(CHICAGO) Schools chief Forrest Claypool has encouraged teachers to show up at schools on Friday, the day their union called for a strike, saying they’ll get paid.
But that money may not stay in their pockets for long, the Chicago Sun-Times is reporting.
Teachers who do report to schools for work inside rather than for picketing outside “shall be fined the pay earned on the days worked during the strike,” according to written CTU strike policy. “Fines shall be payable to the Chicago Teachers Union.”
CTU Vice President Jesse Sharkey said the union isn’t threatening anyone as it gears up to draw attention to a lack of state funding for schools throughout Illinois.
“Now isn’t the time for us to start planning what actions we’ll take against our co-workers,” he said.

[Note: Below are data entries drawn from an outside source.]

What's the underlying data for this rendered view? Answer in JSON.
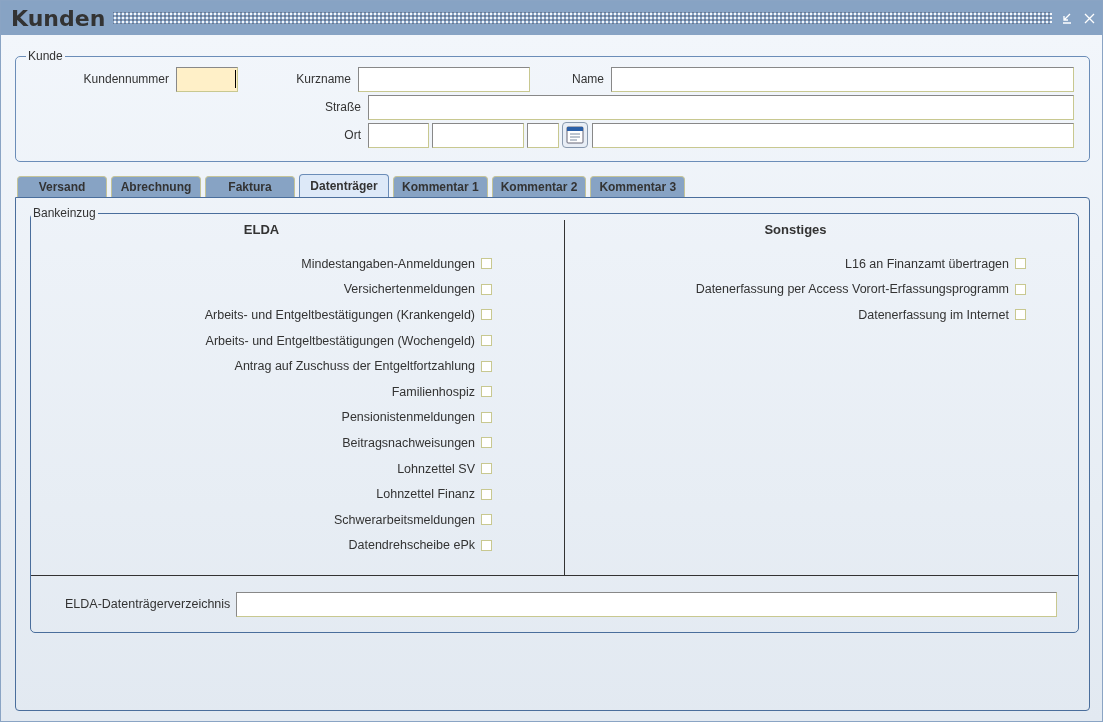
{
  "window": {
    "title": "Kunden"
  },
  "customer": {
    "legend": "Kunde",
    "number": {
      "label": "Kundennummer",
      "focused": true
    },
    "short_name": {
      "label": "Kurzname"
    },
    "name": {
      "label": "Name"
    },
    "street": {
      "label": "Straße"
    },
    "city": {
      "label": "Ort"
    }
  },
  "tabs": [
    {
      "label": "Versand",
      "selected": false
    },
    {
      "label": "Abrechnung",
      "selected": false
    },
    {
      "label": "Faktura",
      "selected": false
    },
    {
      "label": "Datenträger",
      "selected": true
    },
    {
      "label": "Kommentar 1",
      "selected": false
    },
    {
      "label": "Kommentar 2",
      "selected": false
    },
    {
      "label": "Kommentar 3",
      "selected": false
    }
  ],
  "group": {
    "legend": "Bankeinzug",
    "columns": [
      {
        "heading": "ELDA",
        "items": [
          {
            "label": "Mindestangaben-Anmeldungen",
            "checked": false
          },
          {
            "label": "Versichertenmeldungen",
            "checked": false
          },
          {
            "label": "Arbeits- und Entgeltbestätigungen (Krankengeld)",
            "checked": false
          },
          {
            "label": "Arbeits- und Entgeltbestätigungen (Wochengeld)",
            "checked": false
          },
          {
            "label": "Antrag auf Zuschuss der Entgeltfortzahlung",
            "checked": false
          },
          {
            "label": "Familienhospiz",
            "checked": false
          },
          {
            "label": "Pensionistenmeldungen",
            "checked": false
          },
          {
            "label": "Beitragsnachweisungen",
            "checked": false
          },
          {
            "label": "Lohnzettel SV",
            "checked": false
          },
          {
            "label": "Lohnzettel Finanz",
            "checked": false
          },
          {
            "label": "Schwerarbeitsmeldungen",
            "checked": false
          },
          {
            "label": "Datendrehscheibe ePk",
            "checked": false
          }
        ]
      },
      {
        "heading": "Sonstiges",
        "items": [
          {
            "label": "L16 an Finanzamt übertragen",
            "checked": false
          },
          {
            "label": "Datenerfassung per Access Vorort-Erfassungsprogramm",
            "checked": false
          },
          {
            "label": "Datenerfassung im Internet",
            "checked": false
          }
        ]
      }
    ],
    "directory": {
      "label": "ELDA-Datenträgerverzeichnis"
    }
  }
}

“The most important thing is that April 1 is an official strike action,” sanctioned by 80 percent of a vote by the union’s governing body, Sharkey continued. “If someone chooses to work anyway, crossing the picket line is a serious offense in union principles in which they put their personal consideration over their co-workers.”
He added that the CTU has no power to take anyone’s money but requires the fines to reinstate membership.
The union raised the issue in a letter to whom it considered strikebreakers during the 2012 strike, but a union spokeswoman couldn’t immediately say Monday if the union had collected any fines from people who crossed the line.
“Your compliance with the union strike policy will do much to restore unity and goodwill at your local school,” read a letter obtained by the Chicago Sun-Times from financial secretary Kristine Mayle to one accused strikebreaker in early 2013.
Those who balk at paying can be tried according to a process laid out in the CTU’s constitution, and then suspended or expelled from the union.
The union’s “Day of Action” will begin outside schools at 6:30 a.m. Friday with picketing, and will include staging a mock funeral at 10 a.m. at Northeastern Illinois University, 5500 N. St. Louis, illustrating the death of higher education in a state still stuck without a budget, and end at 4 p.m. outside the Thompson Center, 100 W. Randolph. En route to the Thompson Center, teachers will stop at 2 p.m. outside City Hall to demonstrate, officials announced Monday.
Contingency plans for the more than 300,000 affected CPS students are coming Tuesday.
In 2012, when CTU members walked off the job for a seven-day contract strike, 19 people were determined to be strike breakers, according to CTU spokeswoman Stephanie Gadlin. She wasn’t sure how many have since been reinstated.
CPS spokeswoman Emily Bittner said 100 CTU members were reported as going to work then. The district refused a union request for all their names, she said.
Anyone suspended or kicked out of the CTU can still keep their CPS job, according to the district. Those people lose their voting power as union members but still have to pay dues, the union said.
The House of Delegates voted 486-124 to strike on April 1. Yet in a union that typically acts in lockstep with its leadership, several teachers have told the Sun-Times they were loathe to miss another day of school a week after the district’s first of three unpaid furlough days because they didn’t want to lose a teaching day for their students or their money.
The teachers’ contract expired June 30. The district and union continue to bargain.